by Ganesh Sahathevan
It has been previously reported on this blog:
Indian Scorpene designs leaked,Australia's Barracuda compromised for good-DCNS has said so
While it is expected that the leaked Indian Scorpene plans are already being used at defence research centres to model DCNS variants , including Australia's "best in the world" , "state of the art" Barracuda Block A1, this writer is interested to determine if and how the open source community might use what we already know about DCNS submarines from open source documents, including now those for the leaked Indian Scorpene , to crowdsource the same.
Given that the Australian Barracuda Block A1 is supposed to become the most advanced conventional submarine in the world (Australian PM Malcolm Turnbull said so) , we might as well start by looking at how the leaked Scorpene plans might be used to design something like the 1A.
We already know from DCNS:
A common misunderstanding about the conventionally powered Shortfin Barracuda Block 1A is that is somehow “converted” from the nuclear powered French Barracuda. This characterisation is inaccurate. In fact the conventional ship uses the nuclear ship as its design reference.
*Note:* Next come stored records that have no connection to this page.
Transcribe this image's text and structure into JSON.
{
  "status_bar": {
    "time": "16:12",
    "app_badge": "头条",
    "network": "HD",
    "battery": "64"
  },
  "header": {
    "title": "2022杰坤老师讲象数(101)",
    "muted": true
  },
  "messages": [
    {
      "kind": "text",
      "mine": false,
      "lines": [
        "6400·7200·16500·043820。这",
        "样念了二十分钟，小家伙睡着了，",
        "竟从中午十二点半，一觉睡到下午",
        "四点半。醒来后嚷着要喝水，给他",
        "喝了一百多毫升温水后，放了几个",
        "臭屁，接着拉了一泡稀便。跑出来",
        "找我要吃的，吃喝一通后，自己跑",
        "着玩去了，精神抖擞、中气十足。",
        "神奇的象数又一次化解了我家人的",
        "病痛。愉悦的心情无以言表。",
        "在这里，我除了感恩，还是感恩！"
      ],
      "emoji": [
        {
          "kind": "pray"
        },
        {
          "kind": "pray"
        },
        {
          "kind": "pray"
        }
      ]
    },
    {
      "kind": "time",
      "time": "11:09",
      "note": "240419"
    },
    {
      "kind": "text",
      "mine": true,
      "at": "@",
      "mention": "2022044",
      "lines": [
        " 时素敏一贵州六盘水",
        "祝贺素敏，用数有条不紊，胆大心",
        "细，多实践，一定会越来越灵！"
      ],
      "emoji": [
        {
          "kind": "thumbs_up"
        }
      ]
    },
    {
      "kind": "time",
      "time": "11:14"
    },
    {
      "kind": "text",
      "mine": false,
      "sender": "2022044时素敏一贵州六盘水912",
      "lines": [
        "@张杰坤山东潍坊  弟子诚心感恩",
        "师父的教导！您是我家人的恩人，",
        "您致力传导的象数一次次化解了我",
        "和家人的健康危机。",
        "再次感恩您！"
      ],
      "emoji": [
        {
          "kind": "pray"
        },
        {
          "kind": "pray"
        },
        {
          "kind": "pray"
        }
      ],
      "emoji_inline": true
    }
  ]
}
The data that enabled the selection of the Barracuda as the Australian design reference included such things hull diameter, length and steel, existing hydrodynamic studies of manoeuvrability, drag and acoustic performances and the suitability of main systems including, ship control, electrical, hydraulic, sonar, sensors, habitability, weapons storage, cooling, and ancillary platform systems. In each of these major systems the existing system design of the French Barracuda is used for the Shortfin Barracuda and from these known references an interpolation is performed for the new system design.
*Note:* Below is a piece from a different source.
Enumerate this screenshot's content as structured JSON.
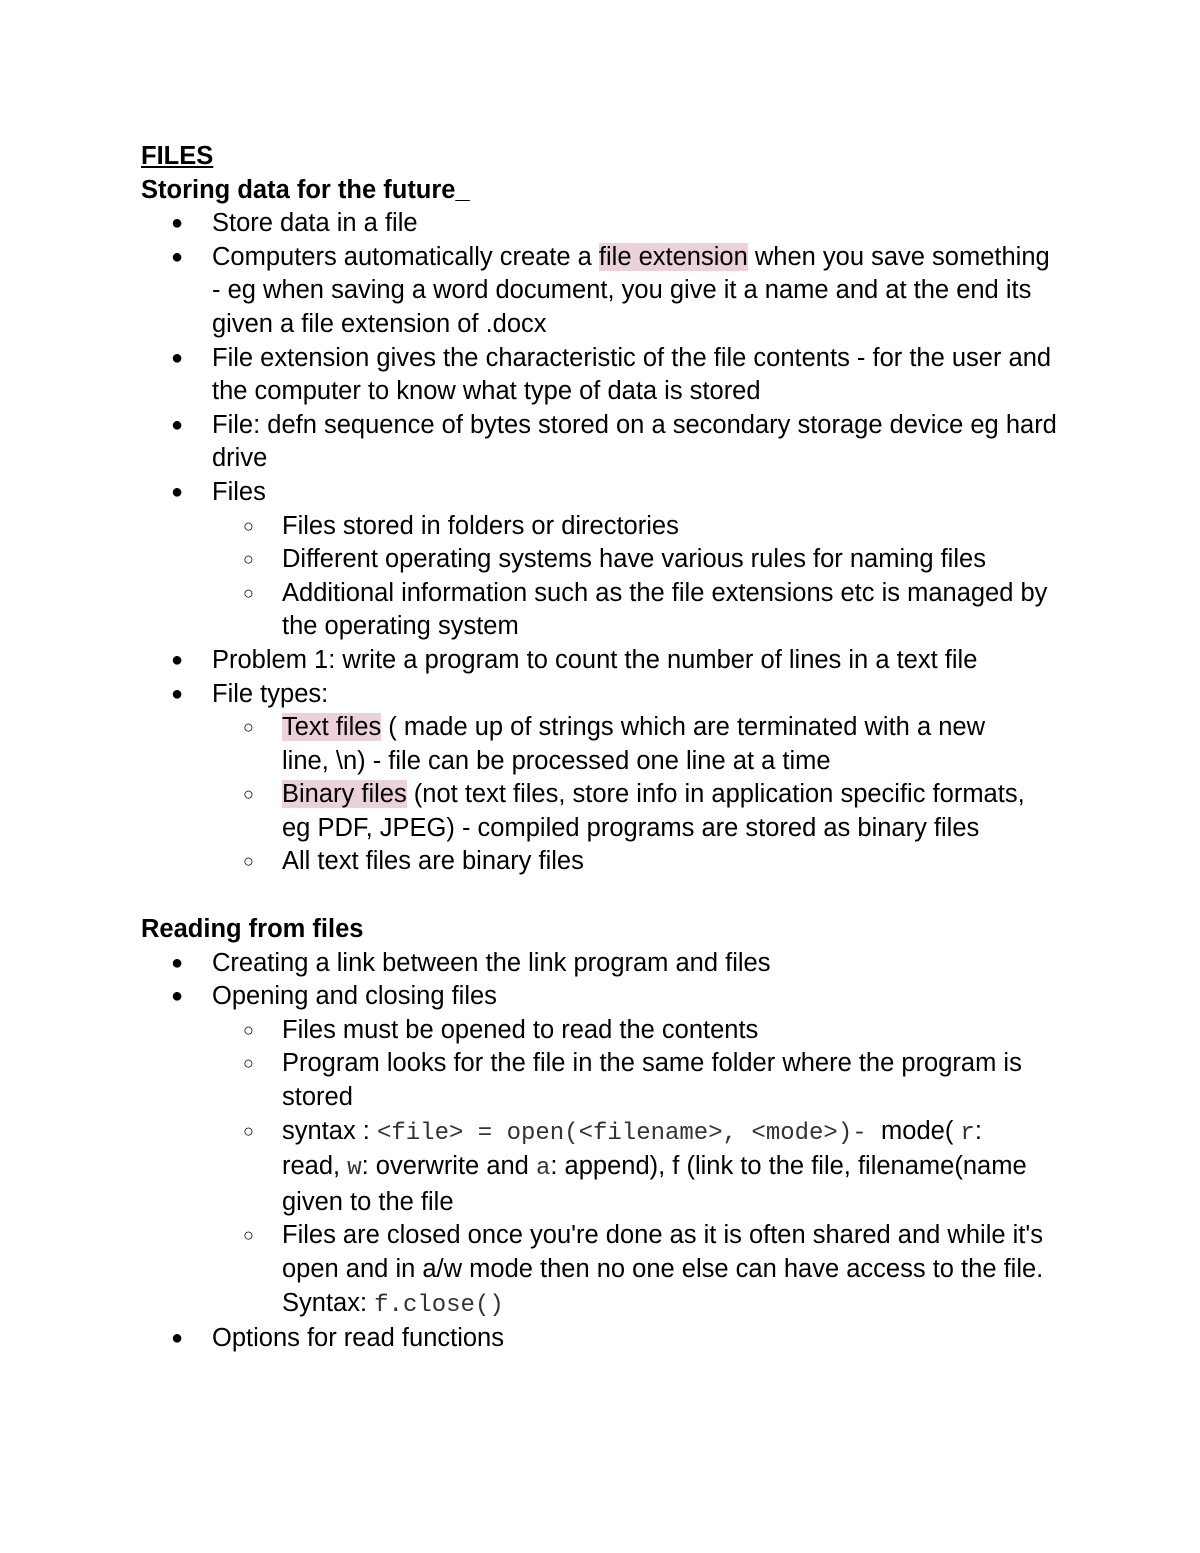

Where the nuclear design’s systems are not transferable the next most applicable systems are chosen. The main area where Barracuda design references were not used was in the area of the electrical system (batteries and voltage), power generation (induction and diesel generators) and propulsion (main electric motor). In these systems the design reference comes from the Scorpene class of diesel electric submarines, or from an existing submarine technology within DCNS. Existing technologies are re-used in all systems in the Shortfin Barracuda Block 1A. System by system, the whole ship performance is validated and the design loop closed.
The selection of the nuclear Barracuda as the design reference for the Shortfin also enabled DCNS to meet requirements in addition to range and endurance. The Australian requirements for warm water operations and very low acoustic signatures are good examples. As the nuclear Barracuda is designed to operate globally, shares the same hull form as the Shortfin Barracuda and is also compliant with nuclear safety standards, it is very suitable for the Australian requirement. This avoids many years of design studies for validation of equipment such as pumps and hoses, and allows the designer to take margins for higher performances elsewhere in the ship.